**What you need to do**. Print each entry exactly, all the way through.

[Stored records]

⁂

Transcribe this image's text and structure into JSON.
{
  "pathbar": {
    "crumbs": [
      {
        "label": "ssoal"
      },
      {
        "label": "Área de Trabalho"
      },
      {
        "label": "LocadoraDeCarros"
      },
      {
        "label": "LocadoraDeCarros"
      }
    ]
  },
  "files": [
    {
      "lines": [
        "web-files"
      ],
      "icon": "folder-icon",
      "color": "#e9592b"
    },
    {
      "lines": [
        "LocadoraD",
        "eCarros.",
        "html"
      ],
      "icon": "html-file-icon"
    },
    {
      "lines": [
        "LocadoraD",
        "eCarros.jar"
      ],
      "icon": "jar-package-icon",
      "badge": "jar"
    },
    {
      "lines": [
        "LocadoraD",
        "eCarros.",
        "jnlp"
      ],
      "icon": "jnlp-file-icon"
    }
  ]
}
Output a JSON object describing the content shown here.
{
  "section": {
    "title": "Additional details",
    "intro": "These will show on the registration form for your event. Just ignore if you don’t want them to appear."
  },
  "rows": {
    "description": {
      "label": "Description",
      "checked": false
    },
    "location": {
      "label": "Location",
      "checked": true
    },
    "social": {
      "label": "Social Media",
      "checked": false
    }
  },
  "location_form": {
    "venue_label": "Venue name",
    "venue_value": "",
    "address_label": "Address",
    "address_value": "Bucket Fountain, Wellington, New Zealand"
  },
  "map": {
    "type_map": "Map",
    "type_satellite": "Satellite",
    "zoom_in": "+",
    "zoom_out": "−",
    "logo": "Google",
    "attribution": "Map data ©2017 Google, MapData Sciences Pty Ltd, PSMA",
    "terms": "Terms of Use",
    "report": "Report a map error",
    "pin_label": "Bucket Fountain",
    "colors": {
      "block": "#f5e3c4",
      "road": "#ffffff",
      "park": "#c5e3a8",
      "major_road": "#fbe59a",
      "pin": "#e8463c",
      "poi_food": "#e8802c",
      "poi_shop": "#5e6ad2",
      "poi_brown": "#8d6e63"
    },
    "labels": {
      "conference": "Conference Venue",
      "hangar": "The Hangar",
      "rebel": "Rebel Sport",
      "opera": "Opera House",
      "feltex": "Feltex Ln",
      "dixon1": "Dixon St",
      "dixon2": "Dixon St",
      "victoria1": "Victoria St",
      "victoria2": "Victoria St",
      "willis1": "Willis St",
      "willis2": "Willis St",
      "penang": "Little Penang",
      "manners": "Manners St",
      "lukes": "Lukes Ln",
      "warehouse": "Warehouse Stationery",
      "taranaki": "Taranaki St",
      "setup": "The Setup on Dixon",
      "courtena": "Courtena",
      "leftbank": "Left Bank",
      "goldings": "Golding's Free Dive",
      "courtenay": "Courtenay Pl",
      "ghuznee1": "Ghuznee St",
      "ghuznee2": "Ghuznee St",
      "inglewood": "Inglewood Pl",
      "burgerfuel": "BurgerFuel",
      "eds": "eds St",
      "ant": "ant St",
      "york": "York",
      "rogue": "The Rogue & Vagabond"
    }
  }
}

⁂

**Exercise response**.
Transcribe this image's text and structure into JSON.
{
  "pathbar": {
    "crumbs": [
      {
        "label": "ssoal"
      },
      {
        "label": "Área de Trabalho"
      },
      {
        "label": "LocadoraDeCarros"
      },
      {
        "label": "LocadoraDeCarros"
      }
    ]
  },
  "files": [
    {
      "lines": [
        "web-files"
      ],
      "icon": "folder-icon",
      "color": "#e9592b"
    },
    {
      "lines": [
        "LocadoraD",
        "eCarros.",
        "html"
      ],
      "icon": "html-file-icon"
    },
    {
      "lines": [
        "LocadoraD",
        "eCarros.jar"
      ],
      "icon": "jar-package-icon",
      "badge": "jar"
    },
    {
      "lines": [
        "LocadoraD",
        "eCarros.",
        "jnlp"
      ],
      "icon": "jnlp-file-icon"
    }
  ]
}
Output a JSON object describing the content shown here.
{
  "section": {
    "title": "Additional details",
    "intro": "These will show on the registration form for your event. Just ignore if you don’t want them to appear."
  },
  "rows": {
    "description": {
      "label": "Description",
      "checked": false
    },
    "location": {
      "label": "Location",
      "checked": true
    },
    "social": {
      "label": "Social Media",
      "checked": false
    }
  },
  "location_form": {
    "venue_label": "Venue name",
    "venue_value": "",
    "address_label": "Address",
    "address_value": "Bucket Fountain, Wellington, New Zealand"
  },
  "map": {
    "type_map": "Map",
    "type_satellite": "Satellite",
    "zoom_in": "+",
    "zoom_out": "−",
    "logo": "Google",
    "attribution": "Map data ©2017 Google, MapData Sciences Pty Ltd, PSMA",
    "terms": "Terms of Use",
    "report": "Report a map error",
    "pin_label": "Bucket Fountain",
    "colors": {
      "block": "#f5e3c4",
      "road": "#ffffff",
      "park": "#c5e3a8",
      "major_road": "#fbe59a",
      "pin": "#e8463c",
      "poi_food": "#e8802c",
      "poi_shop": "#5e6ad2",
      "poi_brown": "#8d6e63"
    },
    "labels": {
      "conference": "Conference Venue",
      "hangar": "The Hangar",
      "rebel": "Rebel Sport",
      "opera": "Opera House",
      "feltex": "Feltex Ln",
      "dixon1": "Dixon St",
      "dixon2": "Dixon St",
      "victoria1": "Victoria St",
      "victoria2": "Victoria St",
      "willis1": "Willis St",
      "willis2": "Willis St",
      "penang": "Little Penang",
      "manners": "Manners St",
      "lukes": "Lukes Ln",
      "warehouse": "Warehouse Stationery",
      "taranaki": "Taranaki St",
      "setup": "The Setup on Dixon",
      "courtena": "Courtena",
      "leftbank": "Left Bank",
      "goldings": "Golding's Free Dive",
      "courtenay": "Courtenay Pl",
      "ghuznee1": "Ghuznee St",
      "ghuznee2": "Ghuznee St",
      "inglewood": "Inglewood Pl",
      "burgerfuel": "BurgerFuel",
      "eds": "eds St",
      "ant": "ant St",
      "york": "York",
      "rogue": "The Rogue & Vagabond"
    }
  }
}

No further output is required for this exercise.